> **To do**: With the pictures removed, please write out every line below exactly as given.

----------

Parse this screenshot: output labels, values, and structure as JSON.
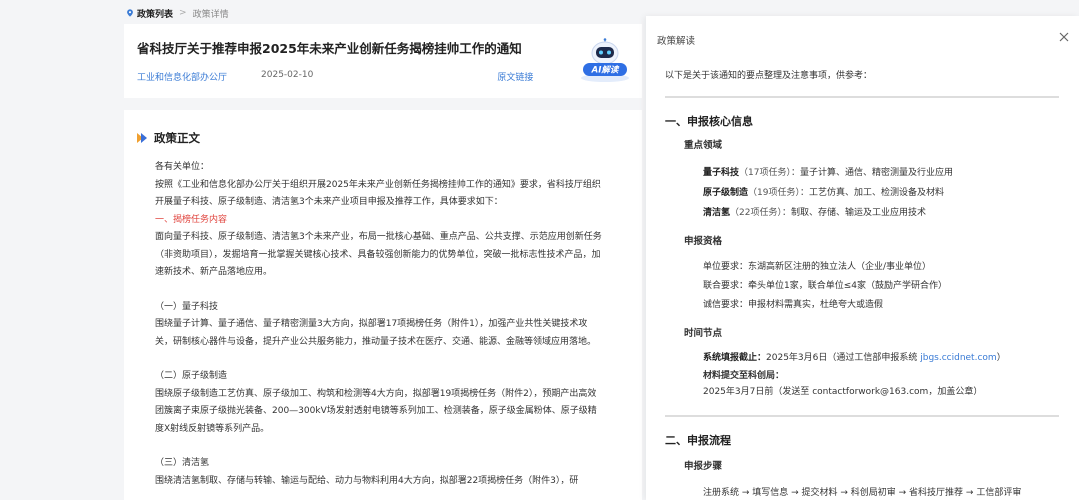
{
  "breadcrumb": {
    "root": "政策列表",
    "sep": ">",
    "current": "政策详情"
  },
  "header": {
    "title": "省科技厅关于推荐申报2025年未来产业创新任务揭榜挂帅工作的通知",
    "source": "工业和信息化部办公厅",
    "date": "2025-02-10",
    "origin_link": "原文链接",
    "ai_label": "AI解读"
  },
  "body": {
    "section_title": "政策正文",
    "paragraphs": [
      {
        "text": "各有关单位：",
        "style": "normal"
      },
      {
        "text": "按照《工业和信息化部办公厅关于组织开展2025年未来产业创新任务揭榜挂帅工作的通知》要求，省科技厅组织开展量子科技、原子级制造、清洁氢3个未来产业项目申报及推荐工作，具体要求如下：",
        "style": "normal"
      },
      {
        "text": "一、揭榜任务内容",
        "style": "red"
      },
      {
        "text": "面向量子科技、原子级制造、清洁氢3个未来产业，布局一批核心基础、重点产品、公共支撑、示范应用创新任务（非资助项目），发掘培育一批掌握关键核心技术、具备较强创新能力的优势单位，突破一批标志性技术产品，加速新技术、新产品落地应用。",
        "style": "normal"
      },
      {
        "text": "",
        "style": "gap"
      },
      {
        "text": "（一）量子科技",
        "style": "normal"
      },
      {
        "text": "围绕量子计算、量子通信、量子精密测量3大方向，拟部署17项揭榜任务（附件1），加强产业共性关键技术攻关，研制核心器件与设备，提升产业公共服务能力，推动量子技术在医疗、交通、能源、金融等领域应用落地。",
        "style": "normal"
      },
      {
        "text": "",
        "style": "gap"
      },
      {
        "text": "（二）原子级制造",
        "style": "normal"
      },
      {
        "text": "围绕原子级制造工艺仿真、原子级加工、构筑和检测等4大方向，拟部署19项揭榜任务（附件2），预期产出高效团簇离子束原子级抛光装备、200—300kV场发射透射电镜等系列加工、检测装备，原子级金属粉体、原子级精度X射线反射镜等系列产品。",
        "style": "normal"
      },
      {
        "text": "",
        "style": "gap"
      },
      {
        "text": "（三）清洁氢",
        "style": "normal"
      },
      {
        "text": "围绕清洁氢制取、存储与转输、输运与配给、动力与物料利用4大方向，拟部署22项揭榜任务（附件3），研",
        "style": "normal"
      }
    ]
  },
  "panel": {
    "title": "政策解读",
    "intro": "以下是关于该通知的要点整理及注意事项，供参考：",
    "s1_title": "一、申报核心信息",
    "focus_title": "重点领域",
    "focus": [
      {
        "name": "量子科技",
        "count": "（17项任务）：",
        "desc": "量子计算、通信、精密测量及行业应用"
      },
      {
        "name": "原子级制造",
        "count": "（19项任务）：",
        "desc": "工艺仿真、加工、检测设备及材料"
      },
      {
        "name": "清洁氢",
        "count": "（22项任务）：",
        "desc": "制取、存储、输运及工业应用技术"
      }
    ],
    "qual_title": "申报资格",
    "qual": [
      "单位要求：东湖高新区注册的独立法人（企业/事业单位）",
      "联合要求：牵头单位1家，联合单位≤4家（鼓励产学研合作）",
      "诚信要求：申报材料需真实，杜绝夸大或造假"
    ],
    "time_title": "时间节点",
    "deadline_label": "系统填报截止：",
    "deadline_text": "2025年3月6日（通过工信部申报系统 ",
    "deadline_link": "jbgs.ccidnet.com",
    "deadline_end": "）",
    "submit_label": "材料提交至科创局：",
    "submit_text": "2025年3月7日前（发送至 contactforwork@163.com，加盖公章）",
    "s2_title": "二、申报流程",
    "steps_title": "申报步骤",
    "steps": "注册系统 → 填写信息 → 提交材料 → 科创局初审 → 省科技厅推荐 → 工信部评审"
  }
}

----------

> **Output of the exercise**:
Parse this screenshot: output labels, values, and structure as JSON.
{
  "breadcrumb": {
    "root": "政策列表",
    "sep": ">",
    "current": "政策详情"
  },
  "header": {
    "title": "省科技厅关于推荐申报2025年未来产业创新任务揭榜挂帅工作的通知",
    "source": "工业和信息化部办公厅",
    "date": "2025-02-10",
    "origin_link": "原文链接",
    "ai_label": "AI解读"
  },
  "body": {
    "section_title": "政策正文",
    "paragraphs": [
      {
        "text": "各有关单位：",
        "style": "normal"
      },
      {
        "text": "按照《工业和信息化部办公厅关于组织开展2025年未来产业创新任务揭榜挂帅工作的通知》要求，省科技厅组织开展量子科技、原子级制造、清洁氢3个未来产业项目申报及推荐工作，具体要求如下：",
        "style": "normal"
      },
      {
        "text": "一、揭榜任务内容",
        "style": "red"
      },
      {
        "text": "面向量子科技、原子级制造、清洁氢3个未来产业，布局一批核心基础、重点产品、公共支撑、示范应用创新任务（非资助项目），发掘培育一批掌握关键核心技术、具备较强创新能力的优势单位，突破一批标志性技术产品，加速新技术、新产品落地应用。",
        "style": "normal"
      },
      {
        "text": "",
        "style": "gap"
      },
      {
        "text": "（一）量子科技",
        "style": "normal"
      },
      {
        "text": "围绕量子计算、量子通信、量子精密测量3大方向，拟部署17项揭榜任务（附件1），加强产业共性关键技术攻关，研制核心器件与设备，提升产业公共服务能力，推动量子技术在医疗、交通、能源、金融等领域应用落地。",
        "style": "normal"
      },
      {
        "text": "",
        "style": "gap"
      },
      {
        "text": "（二）原子级制造",
        "style": "normal"
      },
      {
        "text": "围绕原子级制造工艺仿真、原子级加工、构筑和检测等4大方向，拟部署19项揭榜任务（附件2），预期产出高效团簇离子束原子级抛光装备、200—300kV场发射透射电镜等系列加工、检测装备，原子级金属粉体、原子级精度X射线反射镜等系列产品。",
        "style": "normal"
      },
      {
        "text": "",
        "style": "gap"
      },
      {
        "text": "（三）清洁氢",
        "style": "normal"
      },
      {
        "text": "围绕清洁氢制取、存储与转输、输运与配给、动力与物料利用4大方向，拟部署22项揭榜任务（附件3），研",
        "style": "normal"
      }
    ]
  },
  "panel": {
    "title": "政策解读",
    "intro": "以下是关于该通知的要点整理及注意事项，供参考：",
    "s1_title": "一、申报核心信息",
    "focus_title": "重点领域",
    "focus": [
      {
        "name": "量子科技",
        "count": "（17项任务）：",
        "desc": "量子计算、通信、精密测量及行业应用"
      },
      {
        "name": "原子级制造",
        "count": "（19项任务）：",
        "desc": "工艺仿真、加工、检测设备及材料"
      },
      {
        "name": "清洁氢",
        "count": "（22项任务）：",
        "desc": "制取、存储、输运及工业应用技术"
      }
    ],
    "qual_title": "申报资格",
    "qual": [
      "单位要求：东湖高新区注册的独立法人（企业/事业单位）",
      "联合要求：牵头单位1家，联合单位≤4家（鼓励产学研合作）",
      "诚信要求：申报材料需真实，杜绝夸大或造假"
    ],
    "time_title": "时间节点",
    "deadline_label": "系统填报截止：",
    "deadline_text": "2025年3月6日（通过工信部申报系统 ",
    "deadline_link": "jbgs.ccidnet.com",
    "deadline_end": "）",
    "submit_label": "材料提交至科创局：",
    "submit_text": "2025年3月7日前（发送至 contactforwork@163.com，加盖公章）",
    "s2_title": "二、申报流程",
    "steps_title": "申报步骤",
    "steps": "注册系统 → 填写信息 → 提交材料 → 科创局初审 → 省科技厅推荐 → 工信部评审"
  }
}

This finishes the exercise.